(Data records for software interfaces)

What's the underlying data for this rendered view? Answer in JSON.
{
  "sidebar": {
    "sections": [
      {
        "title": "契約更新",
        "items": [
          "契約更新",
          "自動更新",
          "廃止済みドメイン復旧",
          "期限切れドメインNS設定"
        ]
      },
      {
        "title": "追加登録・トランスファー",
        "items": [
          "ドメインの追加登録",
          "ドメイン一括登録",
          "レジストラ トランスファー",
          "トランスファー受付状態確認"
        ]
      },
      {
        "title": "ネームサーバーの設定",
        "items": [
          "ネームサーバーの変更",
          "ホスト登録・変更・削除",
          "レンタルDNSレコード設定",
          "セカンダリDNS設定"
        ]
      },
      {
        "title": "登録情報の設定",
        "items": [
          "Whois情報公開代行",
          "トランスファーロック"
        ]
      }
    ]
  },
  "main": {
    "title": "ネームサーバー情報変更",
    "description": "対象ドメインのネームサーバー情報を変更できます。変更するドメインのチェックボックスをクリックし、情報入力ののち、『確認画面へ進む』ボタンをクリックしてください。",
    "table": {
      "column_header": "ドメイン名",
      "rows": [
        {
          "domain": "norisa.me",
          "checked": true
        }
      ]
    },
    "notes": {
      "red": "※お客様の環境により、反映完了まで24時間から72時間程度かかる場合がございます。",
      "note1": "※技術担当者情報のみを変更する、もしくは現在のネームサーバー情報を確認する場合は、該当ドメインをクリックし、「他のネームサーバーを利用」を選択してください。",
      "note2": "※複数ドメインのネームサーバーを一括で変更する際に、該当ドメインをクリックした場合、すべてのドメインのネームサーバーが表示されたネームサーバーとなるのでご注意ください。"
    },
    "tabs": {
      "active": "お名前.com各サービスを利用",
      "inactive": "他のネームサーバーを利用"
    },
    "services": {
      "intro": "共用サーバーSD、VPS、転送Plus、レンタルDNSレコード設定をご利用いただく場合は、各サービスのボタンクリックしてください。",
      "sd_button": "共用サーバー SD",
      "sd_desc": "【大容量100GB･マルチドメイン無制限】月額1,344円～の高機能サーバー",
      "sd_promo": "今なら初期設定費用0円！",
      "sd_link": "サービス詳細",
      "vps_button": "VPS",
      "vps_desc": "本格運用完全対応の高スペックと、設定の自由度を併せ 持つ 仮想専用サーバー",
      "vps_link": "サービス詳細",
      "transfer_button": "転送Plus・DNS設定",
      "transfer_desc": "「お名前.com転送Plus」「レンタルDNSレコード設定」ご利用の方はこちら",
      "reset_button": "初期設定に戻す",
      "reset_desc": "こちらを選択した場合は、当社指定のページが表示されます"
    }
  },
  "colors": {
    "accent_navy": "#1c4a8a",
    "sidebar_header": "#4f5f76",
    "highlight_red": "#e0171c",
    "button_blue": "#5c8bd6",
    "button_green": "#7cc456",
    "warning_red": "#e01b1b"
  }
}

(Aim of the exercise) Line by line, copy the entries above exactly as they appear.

(Solution for this problem)
What's the underlying data for this rendered view? Answer in JSON.
{
  "sidebar": {
    "sections": [
      {
        "title": "契約更新",
        "items": [
          "契約更新",
          "自動更新",
          "廃止済みドメイン復旧",
          "期限切れドメインNS設定"
        ]
      },
      {
        "title": "追加登録・トランスファー",
        "items": [
          "ドメインの追加登録",
          "ドメイン一括登録",
          "レジストラ トランスファー",
          "トランスファー受付状態確認"
        ]
      },
      {
        "title": "ネームサーバーの設定",
        "items": [
          "ネームサーバーの変更",
          "ホスト登録・変更・削除",
          "レンタルDNSレコード設定",
          "セカンダリDNS設定"
        ]
      },
      {
        "title": "登録情報の設定",
        "items": [
          "Whois情報公開代行",
          "トランスファーロック"
        ]
      }
    ]
  },
  "main": {
    "title": "ネームサーバー情報変更",
    "description": "対象ドメインのネームサーバー情報を変更できます。変更するドメインのチェックボックスをクリックし、情報入力ののち、『確認画面へ進む』ボタンをクリックしてください。",
    "table": {
      "column_header": "ドメイン名",
      "rows": [
        {
          "domain": "norisa.me",
          "checked": true
        }
      ]
    },
    "notes": {
      "red": "※お客様の環境により、反映完了まで24時間から72時間程度かかる場合がございます。",
      "note1": "※技術担当者情報のみを変更する、もしくは現在のネームサーバー情報を確認する場合は、該当ドメインをクリックし、「他のネームサーバーを利用」を選択してください。",
      "note2": "※複数ドメインのネームサーバーを一括で変更する際に、該当ドメインをクリックした場合、すべてのドメインのネームサーバーが表示されたネームサーバーとなるのでご注意ください。"
    },
    "tabs": {
      "active": "お名前.com各サービスを利用",
      "inactive": "他のネームサーバーを利用"
    },
    "services": {
      "intro": "共用サーバーSD、VPS、転送Plus、レンタルDNSレコード設定をご利用いただく場合は、各サービスのボタンクリックしてください。",
      "sd_button": "共用サーバー SD",
      "sd_desc": "【大容量100GB･マルチドメイン無制限】月額1,344円～の高機能サーバー",
      "sd_promo": "今なら初期設定費用0円！",
      "sd_link": "サービス詳細",
      "vps_button": "VPS",
      "vps_desc": "本格運用完全対応の高スペックと、設定の自由度を併せ 持つ 仮想専用サーバー",
      "vps_link": "サービス詳細",
      "transfer_button": "転送Plus・DNS設定",
      "transfer_desc": "「お名前.com転送Plus」「レンタルDNSレコード設定」ご利用の方はこちら",
      "reset_button": "初期設定に戻す",
      "reset_desc": "こちらを選択した場合は、当社指定のページが表示されます"
    }
  },
  "colors": {
    "accent_navy": "#1c4a8a",
    "sidebar_header": "#4f5f76",
    "highlight_red": "#e0171c",
    "button_blue": "#5c8bd6",
    "button_green": "#7cc456",
    "warning_red": "#e01b1b"
  }
}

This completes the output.